Uruguay has drawn a steady stream of expats for a long time. Uruguayans tend to have unlimited patience, they’re non-confrontational, non-violent, good-natured, and friendly. It’s a country that enjoys one of the lowest crime rates in Latin America, the culture is honest and hard-working, and levels of corruption are low. Overall, this country is safe, stable, peaceful, and friendly.
The culture in Uruguay is European-like, and the primary cultural influence is Italian. You’ll find tango clubs, opera houses, orchestras, and more fine dining options, cafes, and downhome restaurants than you can imagine.
We like Uruguay not only these reasons, but also for its four mild seasons, long stretches of coastline, charming old quarter (in Montevideo), and laid-back way of life… but also for its friendly tax legislation, its absolutely low cost of living, and its real estate investment opportunities right now. Montevideo’s old town is being rejuvenated, thanks to foreign (not only American) investment, but it’s not too late to get a super-good buy on a classic-style apartment in a good location. Beyond the capital, you can find even better buys, on estancias and big tracts of productive land.
Best known beach buy in the country is Punta del Este, which has been a draw for Argentine and other South American sun-seekers for decades. This Gold Coast, but an hour-and-a-half from Montevideo, has been enjoying such a boom that rental owners we know have lately reported extraordinary returns, as much as 12% net and more per year.
Located on South America’s eastern seaboard, Uruguay is surrounded by Brazil and Argentina. While Uruguay qualifies as sleepy, which is both a pro and a con, cities like Rio de Janiero and Buenos Aires are only a quick flight away (or ferry ride in the case of Buenos Aires).
The capital city of Montevideo— the southern-most capital in the western hemisphere—is home to almost half of Uruguay’s 3.4 million residents. Founded in 1724, this colonial city as seen Spanish, British and Portuguese influence over the centuries. Since 2006, Montevideo has consistently ranked as having the highest quality of life in Latin America. Since 2010, it held the spot as the most economically powerful city in South America. This city attracts expats for its vibrant, eclectic, and rich culture. It’s also said to be the fifth most gay-friendly city in the world.
Uruguay, in general, has an extremely open-minded and progressive culture. President José Mujica, commonly referred to as “the world’s humblest president” and “the anti-politician,” lives a simple life and donates about 90% of his salary to charity and entrepreneurial small businesses. A personal rights freedom-fighter, he legalized abortion, gay marriage, and drugs during his 2010 to 2015 term.

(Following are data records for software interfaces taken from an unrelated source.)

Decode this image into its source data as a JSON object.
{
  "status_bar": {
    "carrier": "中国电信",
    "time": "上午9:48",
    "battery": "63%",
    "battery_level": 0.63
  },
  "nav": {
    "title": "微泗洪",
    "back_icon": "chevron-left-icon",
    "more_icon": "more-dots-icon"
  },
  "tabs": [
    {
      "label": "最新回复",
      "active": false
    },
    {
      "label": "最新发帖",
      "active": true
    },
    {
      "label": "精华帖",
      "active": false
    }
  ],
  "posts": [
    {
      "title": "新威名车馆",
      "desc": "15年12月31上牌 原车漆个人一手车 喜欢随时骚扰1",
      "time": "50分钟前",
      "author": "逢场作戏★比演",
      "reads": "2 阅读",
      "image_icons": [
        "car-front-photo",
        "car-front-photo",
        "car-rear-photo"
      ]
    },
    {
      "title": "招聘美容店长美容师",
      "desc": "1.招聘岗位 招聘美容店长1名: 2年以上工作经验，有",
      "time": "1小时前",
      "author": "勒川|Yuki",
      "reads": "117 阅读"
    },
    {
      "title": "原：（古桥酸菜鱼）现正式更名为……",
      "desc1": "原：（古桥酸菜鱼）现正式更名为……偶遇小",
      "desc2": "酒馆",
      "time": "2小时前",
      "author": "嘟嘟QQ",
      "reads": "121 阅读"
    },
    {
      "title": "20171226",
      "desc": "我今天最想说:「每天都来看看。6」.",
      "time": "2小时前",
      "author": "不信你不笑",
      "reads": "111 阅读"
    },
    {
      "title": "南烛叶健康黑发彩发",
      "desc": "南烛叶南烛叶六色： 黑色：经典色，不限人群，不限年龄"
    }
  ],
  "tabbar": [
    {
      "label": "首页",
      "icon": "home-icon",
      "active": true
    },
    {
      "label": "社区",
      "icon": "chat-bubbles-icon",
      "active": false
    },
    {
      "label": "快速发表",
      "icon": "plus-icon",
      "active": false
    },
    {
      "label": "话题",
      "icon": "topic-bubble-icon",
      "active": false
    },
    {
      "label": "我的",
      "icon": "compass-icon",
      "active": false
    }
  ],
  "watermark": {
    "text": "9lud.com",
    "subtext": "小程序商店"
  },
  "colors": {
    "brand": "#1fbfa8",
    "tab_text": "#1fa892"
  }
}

When it comes to individual sovereignty, Uruguay is king. For those who want to fly under the radar, diversify their financial assets, obtain a second citizenship, or even live off the grid, you won’t beat Uruguay. With a solid financial system, First World infrastructure, a stable and consistent democratic government, there are few better places to establish yourself, be it through residency, investment, or citizenship. We can’t think of a better country in which to become a citizen and obtain a second passport. It’s quick, easy, and, if you ever need that second citizenship, you won’t find a better place to call home.)
Longtime editor and friend Lee Harrison and his wife Julie divide their time between California and Mazatlán, Mexico. However, Mazatlán was not the first stop on Lee and Julie’s overseas-retirement trail. Lee And Julie’s Retirement Journey In 2001, in their late 40s, Lee and Julie took early retirement from their successful engineering careers. “We didn’t have enough of a pension or enough retirement savings to live on for the rest of our lives in the States, certainly not living the...Read more